How the far-flung region came to be a wellspring for U.S. military recruiters is the subject of Island Soldier, Fitch’s first feature-length documentary. The film takes a hard look at the reasons why islanders are signing up to fight — and in some cases die — for a country that isn’t theirs. It also explores the impact their service has on their homeland and the people they leave behind, raising serious ethical questions about offering the uniform to a population from a distant and remote land.
Island Soldier follows the stories of three soldiers from Kosrae, a 42-square-mile speck of land home to about 6,500 people. Sgt. Kilfrank Sigrah, a former elementary school teacher, is assigned to a unit at Fort Carson, Colorado, and deploys to Kandahar Province, Afghanistan. Arthur Nena enlists, graduates boot camp, and finds himself stationed at Fort Hood in Texas. And then there’s Sapuro Nena, whose story is told posthumously — because he was killed in action.
Economics has a lot do with why so many islanders enlist. When Fitch started filming back in 2012, an enlisted infantryman made about $18,000 a year, roughly the same as Kosrae’s governor. For young Micronesians, a chance at that kind of money has serious pull. “You can be a high-school graduate and be suddenly vaulted into this realm where you’re on the same level as the highest paid government official on your island,” Fitch said.
Kilfrank Sigrah, a former elementary school teacher in Micronesia, stands at attention at a forward operating base in Kandahar, Afghanistan.Photo by Nathan Fitch

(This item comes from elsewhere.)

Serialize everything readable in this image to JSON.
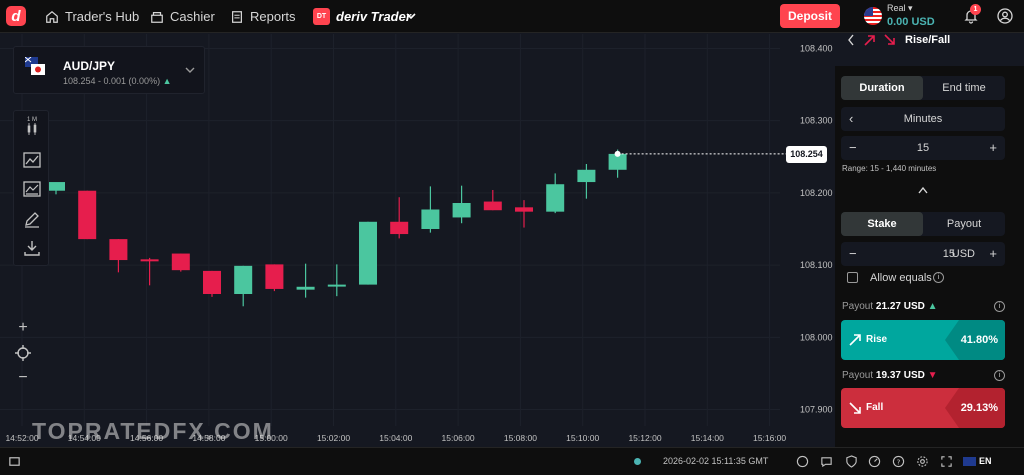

Deep-seated affection for the United States is another big factor. Many people on the islands still view America as the country that swooped in and liberated them from the Japanese during World War II. In fact, every year villages commemorate the liberation by holding raucous festivals. Fitch said that while filming on Kosrae he was often struck by a “palpable sense of patriotism” — not for Micronesia, but the United States.
The soldiers’ families are a centerpiece of Fitch’s documentary. It is through their lives that some of the thorniest issues behind allowing islanders to serve are exposed, like the aging father forced to shoulder the extra labor left behind by the youth who’ve enlisted, or the Gold Star mother struggling to make sense of her son’s remote death. While many Micronesians have left the islands at some point, Iraq and Afghanistan might as well be different planets.
The remoteness of the islands has practical consequences as well. With thousands of miles of ocean between them and the closest Veterans Affairs hospitals on Guam and Hawaii, island vets and their families face steep hurdles when trying to accessing the health services available to their American counterparts. Because local hospitals often lack even the most basic supplies, vets are left to raise their own funds to buy plane tickets that start at more than $2,000.
A soldier holds a folded American flag during the funeral of Sgt. Sapuro Nena in Kosrae, Micronesia.Lauren Katzenberg
“There are some benefits that are extended, but there’s a lot that aren’t,” Fitch told Task & Purpose. “If the U.S. is going to go out and recruit people from another country, from remote islands, to go fight our wars, I think we have a responsibility to help them re-acclimate.”
For the mother of Sapuro Nena, the Kosraean soldier who died in Afghanistan, the situation is more stark. “We don’t vote but we can get killed,” she says in the film. “We can serve and get killed.”
Island Soldier is currently playing at film festivals across the country and internationally, and will be distributed by Pacific Islanders in Communications for a public television broadcast.
Watch the trailer for Island Soldier below.